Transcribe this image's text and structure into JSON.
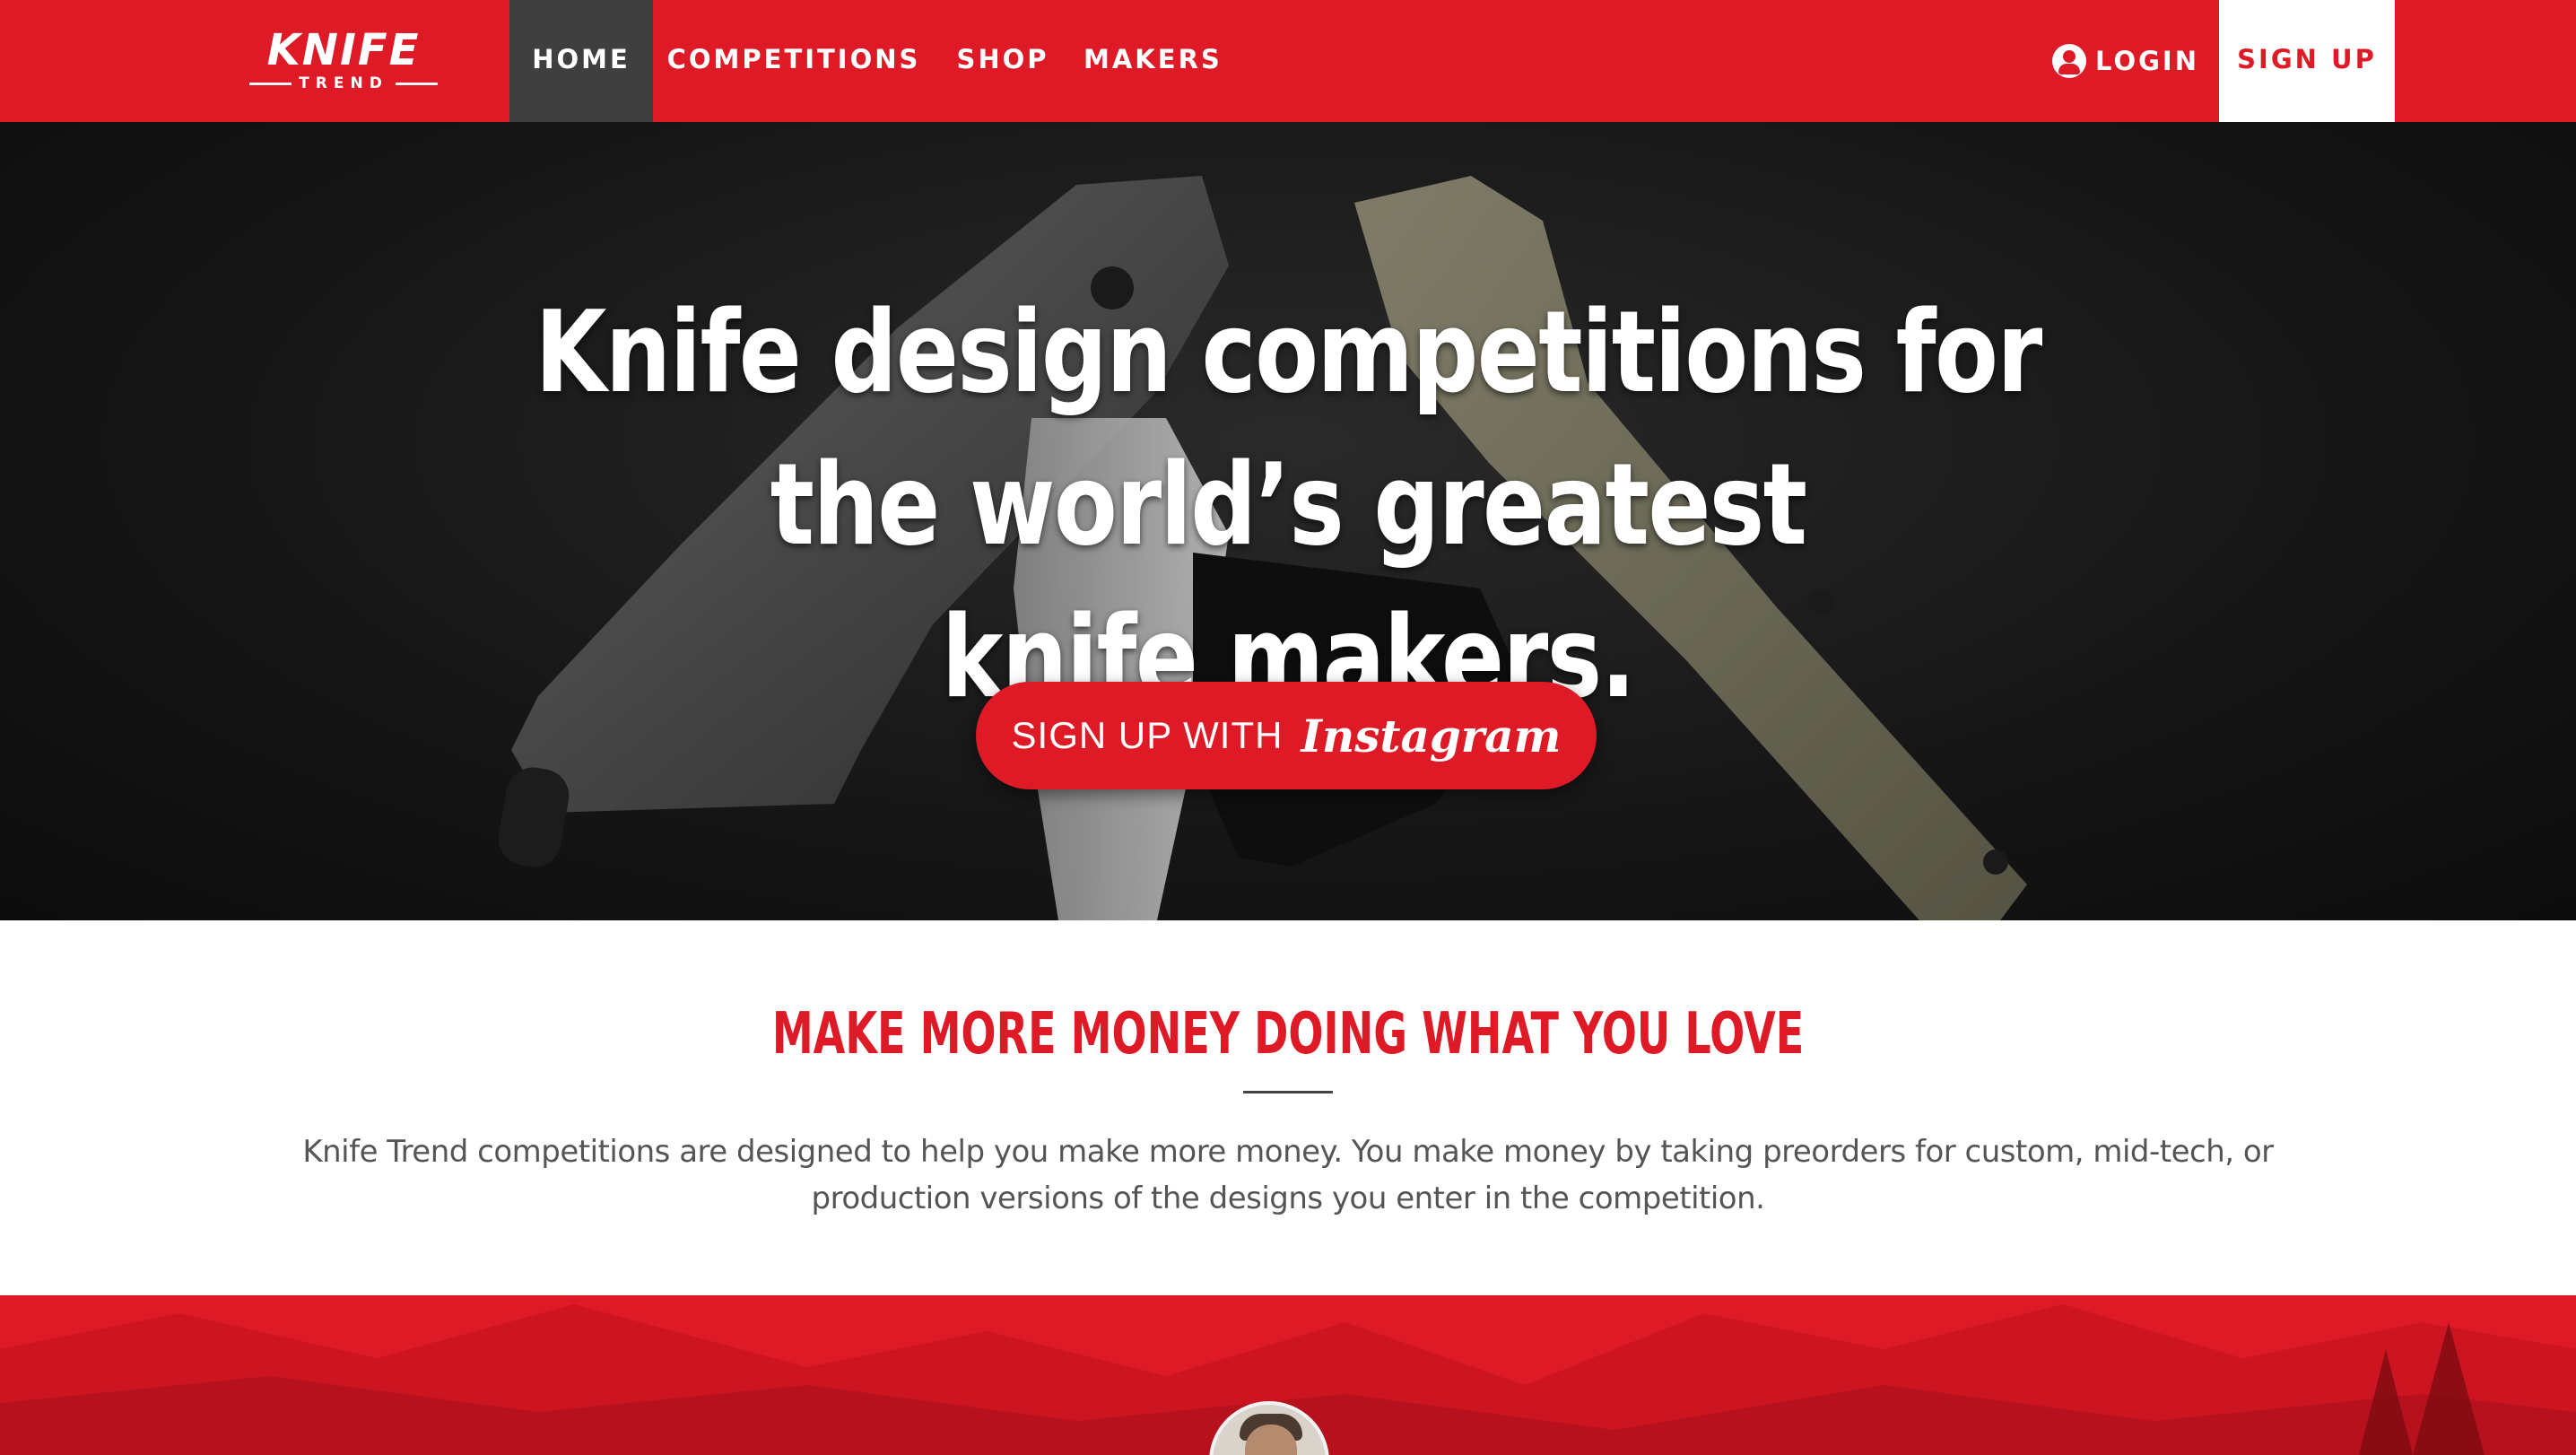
{
  "brand": {
    "name": "KNIFE",
    "sub": "TREND"
  },
  "nav": {
    "items": [
      {
        "label": "HOME",
        "active": true
      },
      {
        "label": "COMPETITIONS",
        "active": false
      },
      {
        "label": "SHOP",
        "active": false
      },
      {
        "label": "MAKERS",
        "active": false
      }
    ],
    "login": "LOGIN",
    "signup": "SIGN UP"
  },
  "hero": {
    "title_line1": "Knife design competitions for the world’s greatest",
    "title_line2": "knife makers.",
    "cta_plain": "SIGN UP WITH",
    "cta_brand": "Instagram"
  },
  "promo": {
    "heading": "MAKE MORE MONEY DOING WHAT YOU LOVE",
    "text_line1": "Knife Trend competitions are designed to help you make more money. You make money by taking preorders for custom, mid-tech, or",
    "text_line2": "production versions of the designs you enter in the competition."
  },
  "colors": {
    "accent": "#df1a27",
    "nav_active": "#3f3f3f",
    "hero_bg": "#171717",
    "text_body": "#555555"
  },
  "icons": {
    "login": "user-circle-icon"
  }
}
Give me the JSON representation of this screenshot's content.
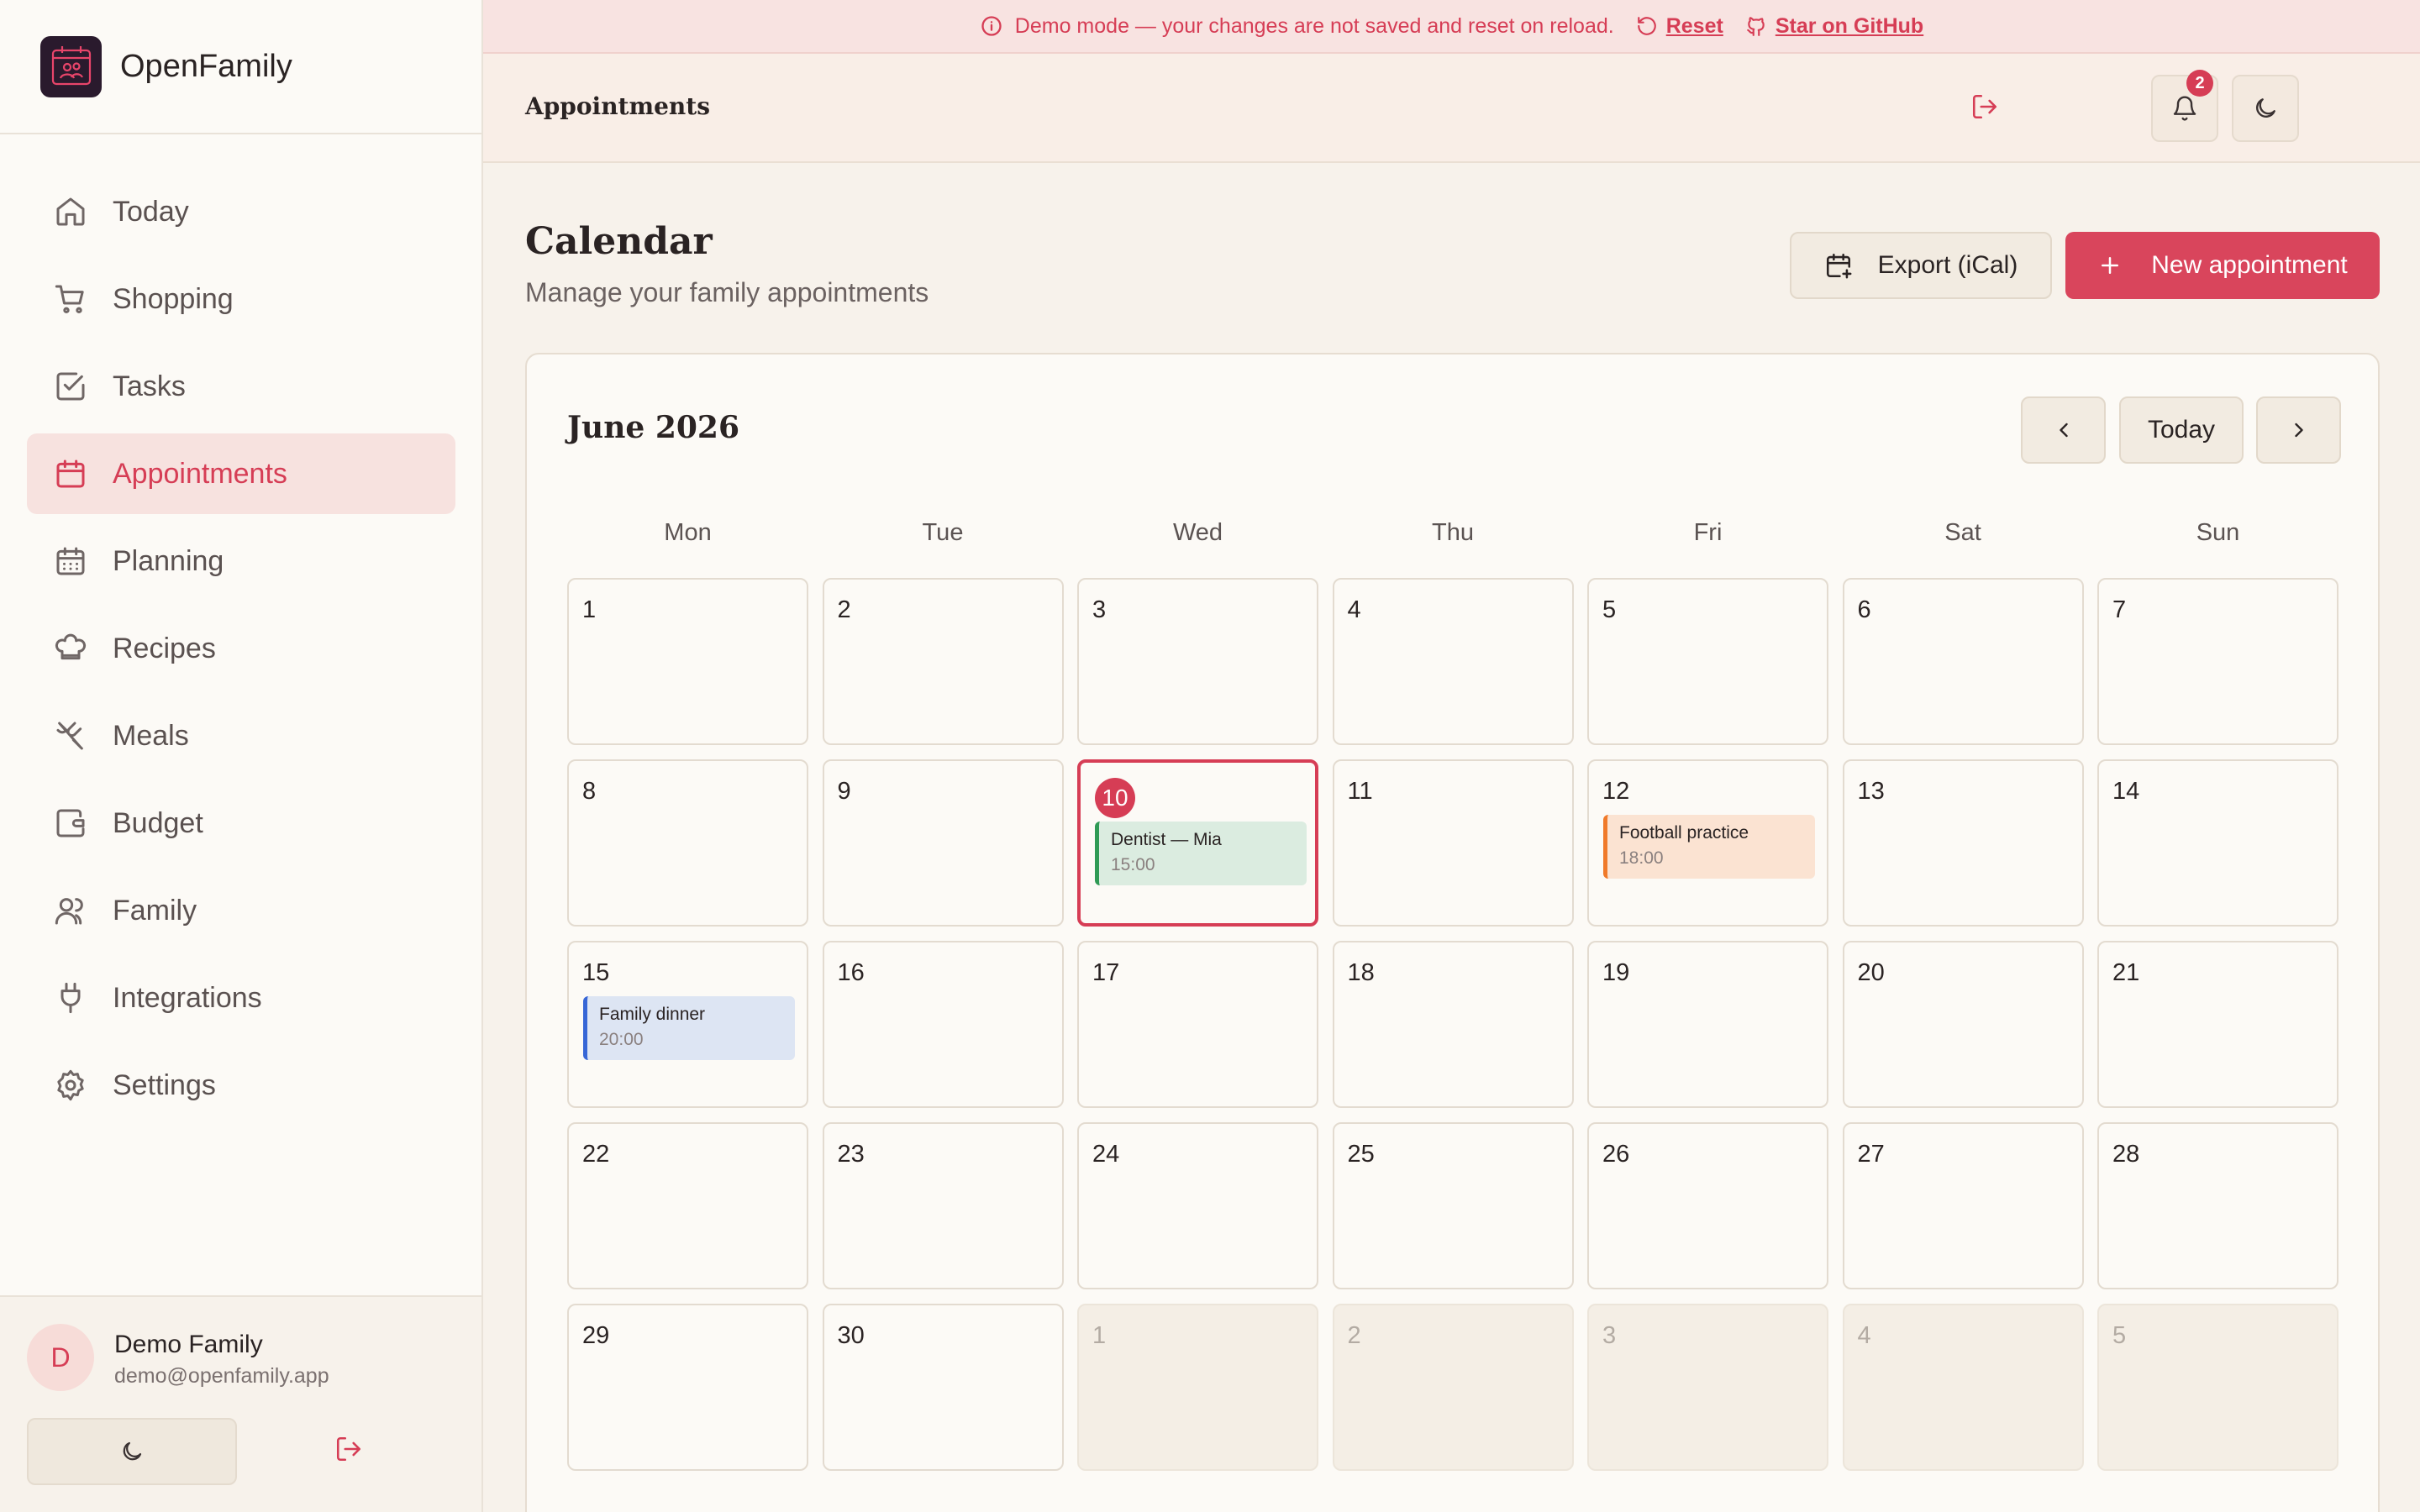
{
  "banner": {
    "message": "Demo mode — your changes are not saved and reset on reload.",
    "reset_label": "Reset",
    "github_label": "Star on GitHub"
  },
  "app": {
    "name": "OpenFamily",
    "logo_text": "OpenFamily"
  },
  "sidebar": {
    "items": [
      {
        "label": "Today",
        "icon": "home-icon"
      },
      {
        "label": "Shopping",
        "icon": "cart-icon"
      },
      {
        "label": "Tasks",
        "icon": "checkbox-icon"
      },
      {
        "label": "Appointments",
        "icon": "calendar-icon",
        "active": true
      },
      {
        "label": "Planning",
        "icon": "calendar-grid-icon"
      },
      {
        "label": "Recipes",
        "icon": "chef-hat-icon"
      },
      {
        "label": "Meals",
        "icon": "utensils-icon"
      },
      {
        "label": "Budget",
        "icon": "wallet-icon"
      },
      {
        "label": "Family",
        "icon": "users-icon"
      },
      {
        "label": "Integrations",
        "icon": "plug-icon"
      },
      {
        "label": "Settings",
        "icon": "gear-icon"
      }
    ]
  },
  "user": {
    "initial": "D",
    "name": "Demo Family",
    "email": "demo@openfamily.app"
  },
  "header": {
    "title": "Appointments",
    "notification_count": "2"
  },
  "page": {
    "title": "Calendar",
    "subtitle": "Manage your family appointments",
    "export_label": "Export (iCal)",
    "new_label": "New appointment"
  },
  "calendar": {
    "month_label": "June 2026",
    "today_label": "Today",
    "weekdays": [
      "Mon",
      "Tue",
      "Wed",
      "Thu",
      "Fri",
      "Sat",
      "Sun"
    ],
    "weeks": [
      [
        {
          "day": "1"
        },
        {
          "day": "2"
        },
        {
          "day": "3"
        },
        {
          "day": "4"
        },
        {
          "day": "5"
        },
        {
          "day": "6"
        },
        {
          "day": "7"
        }
      ],
      [
        {
          "day": "8"
        },
        {
          "day": "9"
        },
        {
          "day": "10",
          "today": true,
          "events": [
            {
              "title": "Dentist — Mia",
              "time": "15:00",
              "color": "green"
            }
          ]
        },
        {
          "day": "11"
        },
        {
          "day": "12",
          "events": [
            {
              "title": "Football practice",
              "time": "18:00",
              "color": "orange"
            }
          ]
        },
        {
          "day": "13"
        },
        {
          "day": "14"
        }
      ],
      [
        {
          "day": "15",
          "events": [
            {
              "title": "Family dinner",
              "time": "20:00",
              "color": "blue"
            }
          ]
        },
        {
          "day": "16"
        },
        {
          "day": "17"
        },
        {
          "day": "18"
        },
        {
          "day": "19"
        },
        {
          "day": "20"
        },
        {
          "day": "21"
        }
      ],
      [
        {
          "day": "22"
        },
        {
          "day": "23"
        },
        {
          "day": "24"
        },
        {
          "day": "25"
        },
        {
          "day": "26"
        },
        {
          "day": "27"
        },
        {
          "day": "28"
        }
      ],
      [
        {
          "day": "29"
        },
        {
          "day": "30"
        },
        {
          "day": "1",
          "other": true
        },
        {
          "day": "2",
          "other": true
        },
        {
          "day": "3",
          "other": true
        },
        {
          "day": "4",
          "other": true
        },
        {
          "day": "5",
          "other": true
        }
      ]
    ]
  },
  "colors": {
    "accent": "#d63d55",
    "event_green": "#2f9a55",
    "event_orange": "#f07a2a",
    "event_blue": "#3766d6"
  }
}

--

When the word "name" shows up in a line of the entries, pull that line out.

    "name": "KNIFE",
    "name": "OpenFamily",
    "name": "Demo Family",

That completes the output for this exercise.